• **Work instructions**:
Your output should match the listing below word for word, without any images.

________________________________________

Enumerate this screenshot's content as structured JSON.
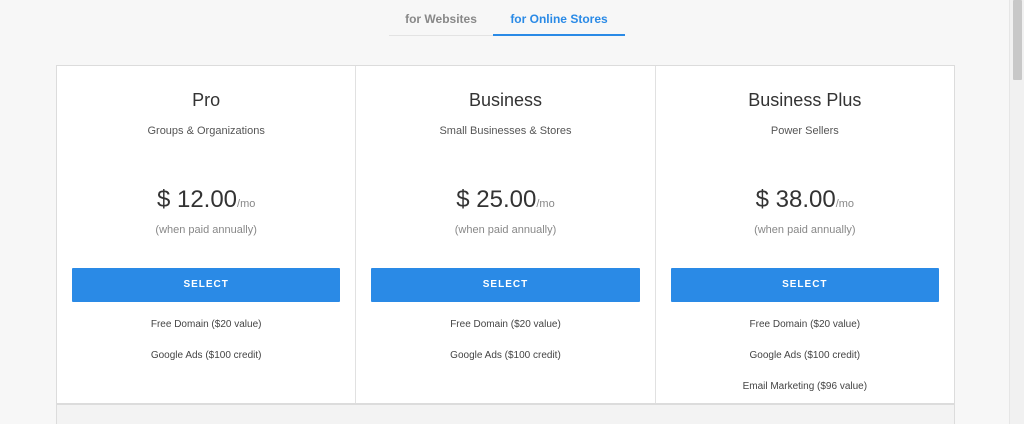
{
  "tabs": [
    {
      "label": "for Websites",
      "active": false
    },
    {
      "label": "for Online Stores",
      "active": true
    }
  ],
  "plans": [
    {
      "name": "Pro",
      "tagline": "Groups & Organizations",
      "price": "$ 12.00",
      "per": "/mo",
      "note": "(when paid annually)",
      "button": "SELECT",
      "features": [
        "Free Domain ($20 value)",
        "Google Ads ($100 credit)"
      ]
    },
    {
      "name": "Business",
      "tagline": "Small Businesses & Stores",
      "price": "$ 25.00",
      "per": "/mo",
      "note": "(when paid annually)",
      "button": "SELECT",
      "features": [
        "Free Domain ($20 value)",
        "Google Ads ($100 credit)"
      ]
    },
    {
      "name": "Business Plus",
      "tagline": "Power Sellers",
      "price": "$ 38.00",
      "per": "/mo",
      "note": "(when paid annually)",
      "button": "SELECT",
      "features": [
        "Free Domain ($20 value)",
        "Google Ads ($100 credit)",
        "Email Marketing ($96 value)"
      ]
    }
  ],
  "colors": {
    "accent": "#2a8ae6",
    "text": "#333333",
    "muted": "#888888"
  }
}
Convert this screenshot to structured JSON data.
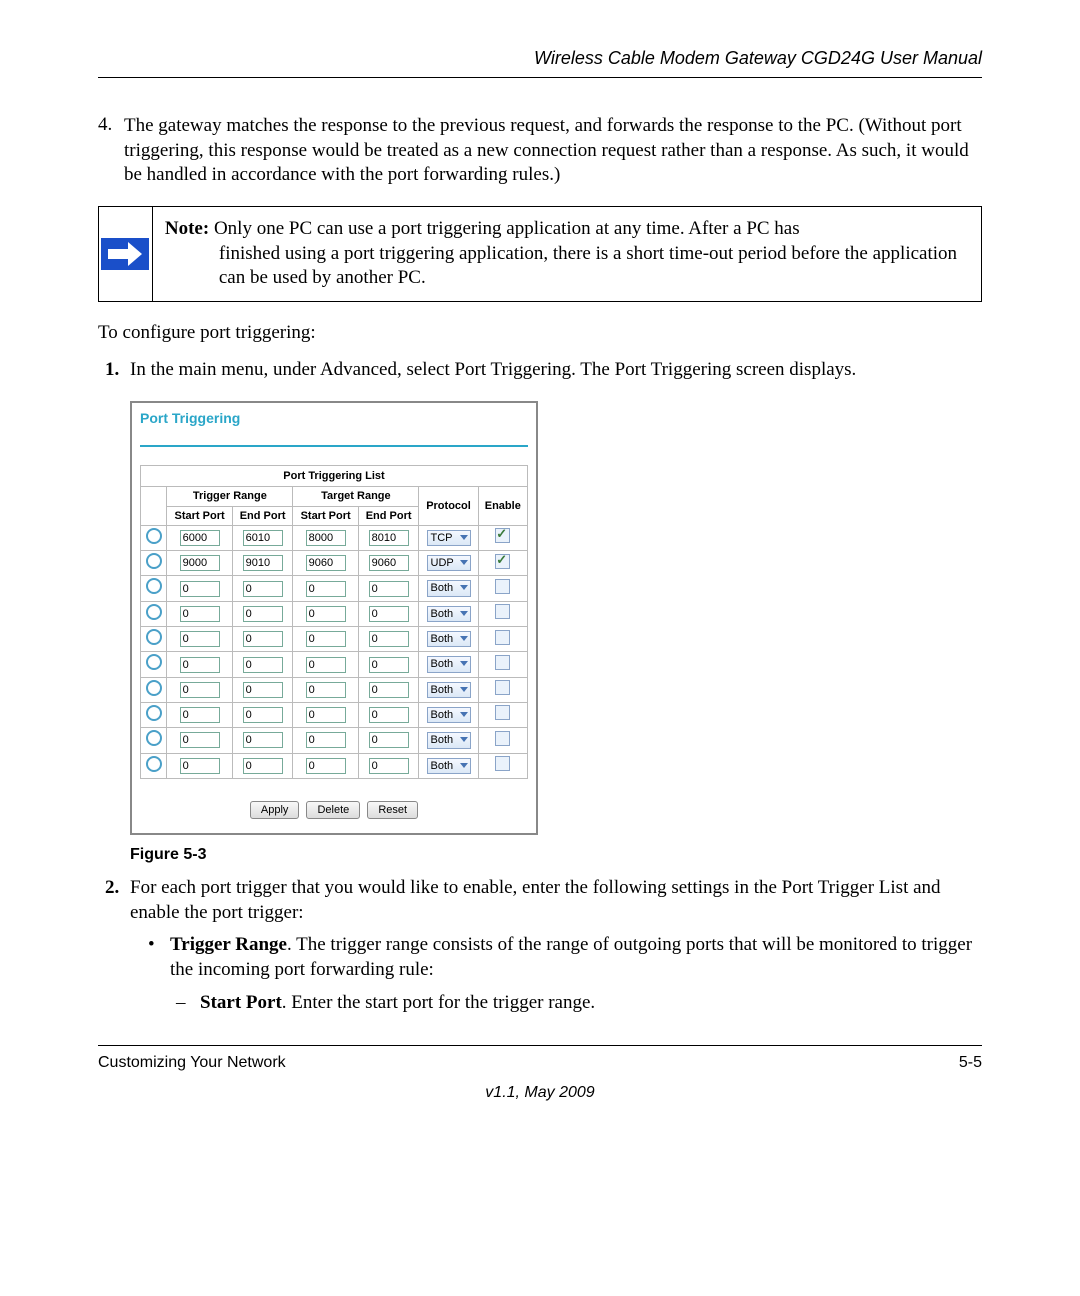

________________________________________

• **Response to the task**:
Enumerate this screenshot's content as structured JSON.
{
  "tabs": [
    {
      "label": "for Websites",
      "active": false
    },
    {
      "label": "for Online Stores",
      "active": true
    }
  ],
  "plans": [
    {
      "name": "Pro",
      "tagline": "Groups & Organizations",
      "price": "$ 12.00",
      "per": "/mo",
      "note": "(when paid annually)",
      "button": "SELECT",
      "features": [
        "Free Domain ($20 value)",
        "Google Ads ($100 credit)"
      ]
    },
    {
      "name": "Business",
      "tagline": "Small Businesses & Stores",
      "price": "$ 25.00",
      "per": "/mo",
      "note": "(when paid annually)",
      "button": "SELECT",
      "features": [
        "Free Domain ($20 value)",
        "Google Ads ($100 credit)"
      ]
    },
    {
      "name": "Business Plus",
      "tagline": "Power Sellers",
      "price": "$ 38.00",
      "per": "/mo",
      "note": "(when paid annually)",
      "button": "SELECT",
      "features": [
        "Free Domain ($20 value)",
        "Google Ads ($100 credit)",
        "Email Marketing ($96 value)"
      ]
    }
  ],
  "colors": {
    "accent": "#2a8ae6",
    "text": "#333333",
    "muted": "#888888"
  }
}
Convert this screenshot to structured JSON data.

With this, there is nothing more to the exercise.